3. Hotkeys on styles – As mentioned in 2, nearly every publisher has a style sheet that they require you use, and frankly if you have any Word skill at all you always use styles for titles and headings at the very least. Applying “heading 1” three or four times is no big deal, but applying code in text 1000 times in a 80 page chapter is not quite a much fun.
So, if you open up word, and find the styles ribbon (this is Word 2007, you can do much the same stuff in earlier versions, but I won’t demonstrate). Clicking the little arrow under the Change Styles button opens up the styles bar:
Now you can right click on any of the styles, choose modify to get the following:

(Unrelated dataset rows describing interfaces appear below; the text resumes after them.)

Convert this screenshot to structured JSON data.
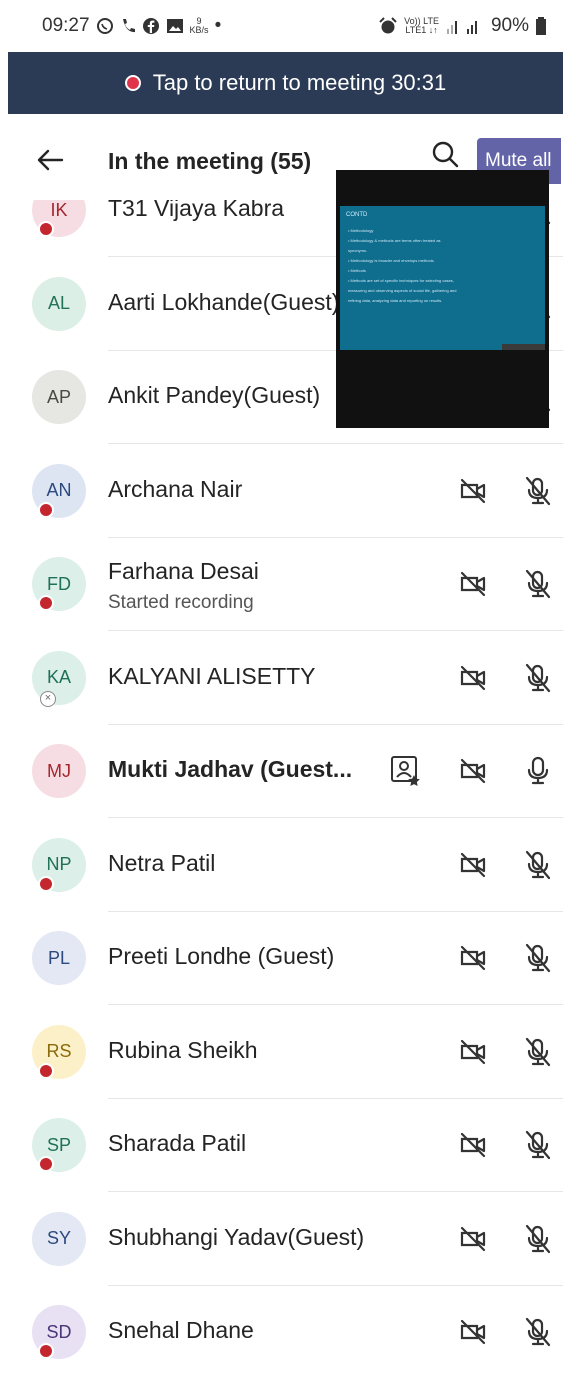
{
  "status_bar": {
    "time": "09:27",
    "icons": [
      "whatsapp-icon",
      "call-icon",
      "facebook-icon",
      "gallery-icon"
    ],
    "data_rate_value": "9",
    "data_rate_unit": "KB/s",
    "dot": "•",
    "network_line1": "Vo)) LTE",
    "network_line2": "LTE1 ↓↑",
    "battery": "90%"
  },
  "banner": {
    "text": "Tap to return to meeting 30:31",
    "dot_color": "#e0334c",
    "background": "#2b3a55"
  },
  "header": {
    "title": "In the meeting (55)",
    "mute_all_label": "Mute all",
    "accent": "#6264a7"
  },
  "overlay_slide": {
    "heading": "CONTD",
    "lines": [
      "• Methodology",
      "• Methodology & methods are terms often treated as",
      "  synonyms.",
      "• Methodology is broader and envelops methods.",
      "• Methods",
      "• Methods are set of specific techniques for selecting cases,",
      "  measuring and observing aspects of social life, gathering and",
      "  refining data, analyzing data and reporting on results."
    ]
  },
  "participants": [
    {
      "initials": "IK",
      "name": "T31 Vijaya Kabra",
      "status": "",
      "avatar_bg": "#f6dde3",
      "avatar_fg": "#a4262c",
      "badge": "red",
      "role": false,
      "cam_off": true,
      "mic": "muted"
    },
    {
      "initials": "AL",
      "name": "Aarti Lokhande(Guest)",
      "status": "",
      "avatar_bg": "#dbefe6",
      "avatar_fg": "#23725a",
      "badge": "none",
      "role": false,
      "cam_off": true,
      "mic": "muted"
    },
    {
      "initials": "AP",
      "name": "Ankit Pandey(Guest)",
      "status": "",
      "avatar_bg": "#e6e7e2",
      "avatar_fg": "#4a4a42",
      "badge": "none",
      "role": false,
      "cam_off": true,
      "mic": "muted"
    },
    {
      "initials": "AN",
      "name": "Archana Nair",
      "status": "",
      "avatar_bg": "#dde5f3",
      "avatar_fg": "#2c4a7e",
      "badge": "red",
      "role": false,
      "cam_off": true,
      "mic": "muted"
    },
    {
      "initials": "FD",
      "name": "Farhana Desai",
      "status": "Started recording",
      "avatar_bg": "#dcefe8",
      "avatar_fg": "#1f7158",
      "badge": "red",
      "role": false,
      "cam_off": true,
      "mic": "muted"
    },
    {
      "initials": "KA",
      "name": "KALYANI ALISETTY",
      "status": "",
      "avatar_bg": "#dcefe8",
      "avatar_fg": "#1f7158",
      "badge": "x",
      "role": false,
      "cam_off": true,
      "mic": "muted"
    },
    {
      "initials": "MJ",
      "name": "Mukti Jadhav (Guest...",
      "status": "",
      "avatar_bg": "#f6dde3",
      "avatar_fg": "#a4262c",
      "badge": "none",
      "role": true,
      "cam_off": true,
      "mic": "on",
      "bold": true
    },
    {
      "initials": "NP",
      "name": "Netra Patil",
      "status": "",
      "avatar_bg": "#dcefe8",
      "avatar_fg": "#1f7158",
      "badge": "red",
      "role": false,
      "cam_off": true,
      "mic": "muted"
    },
    {
      "initials": "PL",
      "name": "Preeti Londhe (Guest)",
      "status": "",
      "avatar_bg": "#e3e8f4",
      "avatar_fg": "#2c4a7e",
      "badge": "none",
      "role": false,
      "cam_off": true,
      "mic": "muted"
    },
    {
      "initials": "RS",
      "name": "Rubina Sheikh",
      "status": "",
      "avatar_bg": "#fbf0c8",
      "avatar_fg": "#8a6a0a",
      "badge": "red",
      "role": false,
      "cam_off": true,
      "mic": "muted"
    },
    {
      "initials": "SP",
      "name": "Sharada Patil",
      "status": "",
      "avatar_bg": "#dcefe8",
      "avatar_fg": "#1f7158",
      "badge": "red",
      "role": false,
      "cam_off": true,
      "mic": "muted"
    },
    {
      "initials": "SY",
      "name": "Shubhangi Yadav(Guest)",
      "status": "",
      "avatar_bg": "#e3e8f4",
      "avatar_fg": "#2c4a7e",
      "badge": "none",
      "role": false,
      "cam_off": true,
      "mic": "muted"
    },
    {
      "initials": "SD",
      "name": "Snehal Dhane",
      "status": "",
      "avatar_bg": "#e8e1f3",
      "avatar_fg": "#4b3478",
      "badge": "red",
      "role": false,
      "cam_off": true,
      "mic": "muted"
    }
  ]
}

Click on Format and choose Shortcut Key:
Once you choose a key (for the Code [ST] style I chose Alt-C. Now I highlight the term I want to make look like code and press Alt-C. Saves tons of time.
Note: A few commenters have noted that there is a way to make this work without PureText using Word functionality (I will demonstrate the Word 2007 methods. There are two ways:
First, when you paste text into Word 2007, you get a little menu at the end of your paste:
Click that and it will say:
Keep Source Formatting
Match Destination Formatting
Keep Text Only
Set Default Paste
This would be a clumsy way to keep text many many times, but it is nice for the occasional use. More interesting is the Match Destination. A lot of times I use text formatting to strip away some text formatting so I can reformat it.
The second is to set the default paste method. Opening up the Word Options menu from the Office Menu you see:
You can set it to behave using any of the three methods mentioned by default for several scenarios, the most interesting “Pasting from other programs.” If you didn’t want to set up something like PureText, and you only used Word (I am using LiveWriter right now, and I like pasting text into here for code, but not from blogs and documents) then that would be a very viable plan too.
What it just goes to show you is that all of the Office products are freaking massive. After writing 3000 pages or so using word through the years, I consider myself an above average user, but in reality, in comparison to what features are in there, I am a novice. These are just a few tricks I have learned, the first two from others (the second was from a newsgroup posting by the author, who’s website you will find the tool), the third something I started doing on my own (didn’t come up with the idea, just found it.) If you have other ideas, please share them here, on your blog, at conferences, etc. Writing is a chore to start with, but formatting is a nightmare if you don’t know the tricks of the trade.